We sometimes forget that transport plays an important role in our ecological footprint. And contrary to popular belief, production in Portugal or Europe is not necessarily more environmentally friendly than production in Asia, for example. Indeed, it is preferable for products to be transported to the destination country by train or boat rather than by plane or truck for shorter or longer distances. The raw material has to be transported anyway, mostly from Asia or the Middle East, so sometimes this doubles the distance. Plus the fact that transporting raw materials takes much more space/waste than final priducts.
Sustainability vs. quality – a balance must be struck
Durability and quality are two things that go hand in hand but do not mean the same thing.In fact, durability is simply the life cycle of the product. A durable product is therefore a product that will be used for a longer period of time and with a minimum of impact. But it should not be forgotten that a good quality product is more likely to last a long time. That is why durability and quality are linked. But when we talk about quality, what exactly are we talking about?
For a product to be of good quality, the basis of the product must also be good quality! The quality of the product therefore starts with the choice of the raw material. This requires regular checks to ensure that the raw material has been sourced and produced in the correct manner. In the case of Kalani, we ensure that the cotton we use for our linen is natural long staple cotton, organically grown and GOTS certified. This ensures that the cotton is organically grown, traceable, ethically produced and free from products that may be hazardous to our health, our customers’ health, the health of the farmers and the workers in the production process.
Eco-responsibility and certification labels
Nowadays it is very important to be certified, especially when we are an ecological, organic, ethical and Fairtrade brand. It will allow us to be transparent about the origin of our materials. To prove its eco-responsibility, the best thing a brand can do is to be certified. This is the only guarantee that what is said is true, verified and justified. There are several types of certification that brands can obtain when they meet the strict rules of the organisations that grant them. Among these certifications you will find :
- GOTS = 100% Organic + Ethical + Health + Safety
- Fairtrade = 100% ethical
- PETA = Respect and welfare of animals
- REACH and Oeko-Tex = health + safety

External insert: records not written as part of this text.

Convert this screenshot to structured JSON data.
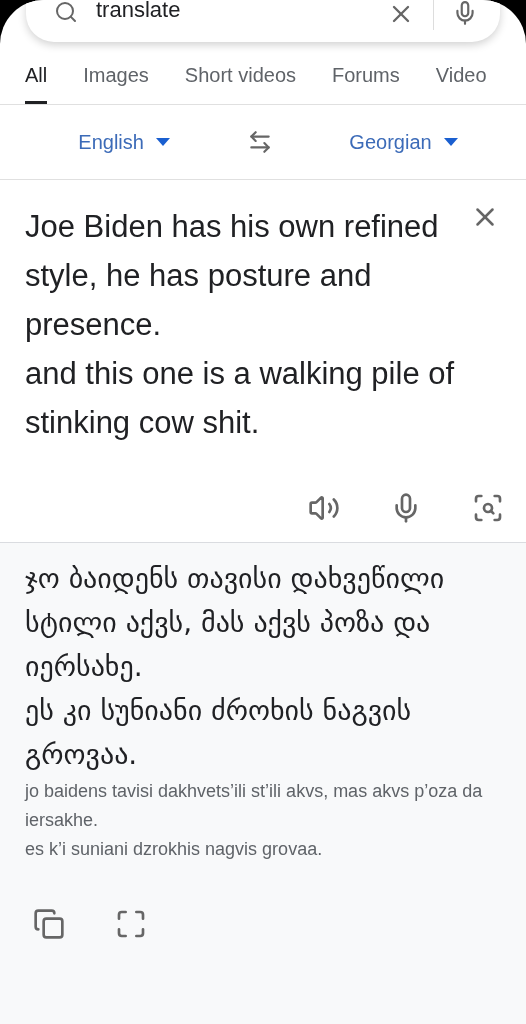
{
  "search": {
    "value": "translate"
  },
  "tabs": [
    {
      "label": "All",
      "selected": true
    },
    {
      "label": "Images",
      "selected": false
    },
    {
      "label": "Short videos",
      "selected": false
    },
    {
      "label": "Forums",
      "selected": false
    },
    {
      "label": "Video",
      "selected": false
    }
  ],
  "languages": {
    "source": "English",
    "target": "Georgian"
  },
  "source_text": "Joe Biden has his own refined style, he has posture and presence.\nand this one is a walking pile of stinking cow shit.",
  "translation": {
    "text": "ჯო ბაიდენს თავისი დახვეწილი სტილი აქვს, მას აქვს პოზა და იერსახე.\nეს კი სუნიანი ძროხის ნაგვის გროვაა.",
    "romanization": "jo baidens tavisi dakhvets’ili st’ili akvs, mas akvs p’oza da iersakhe.\nes k’i suniani dzrokhis nagvis grovaa."
  }
}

Eco-responsibility vs. greenwashing – how to tell the difference
Indeed, more and more brands and new brands claim to be eco-friendly, but in truth they are only halfway or even less than that. They use the word eco-responsibility but when you dig a little deeper, you can quickly realise that it’s just a question of certain words used here and there, which can give you the impression of a certain eco-responsibility! This is called “greenwashing” and its aim is to give an eco-brand image with a misleading and therefore false ecological responsibility! We have an article about greenwashing that you can find on our blog and here are a few tips on how to avoid being fooled into buying from brands that claim to be “eco-responsible”:
- Avoid focusing on ‘made in’ as in reality this just reassures consumers but does not guarantee that the product has been made in an environmentally friendly way and often says nothing about the previous stages of manufacture. Find out before you buy!
- Don’t believe everything you are told, look for concrete evidence. For example, recognised certification labels (by checking the certification number on the label’s website).
- Buy products from brands that are transparent about their manufacturing processes, products etc.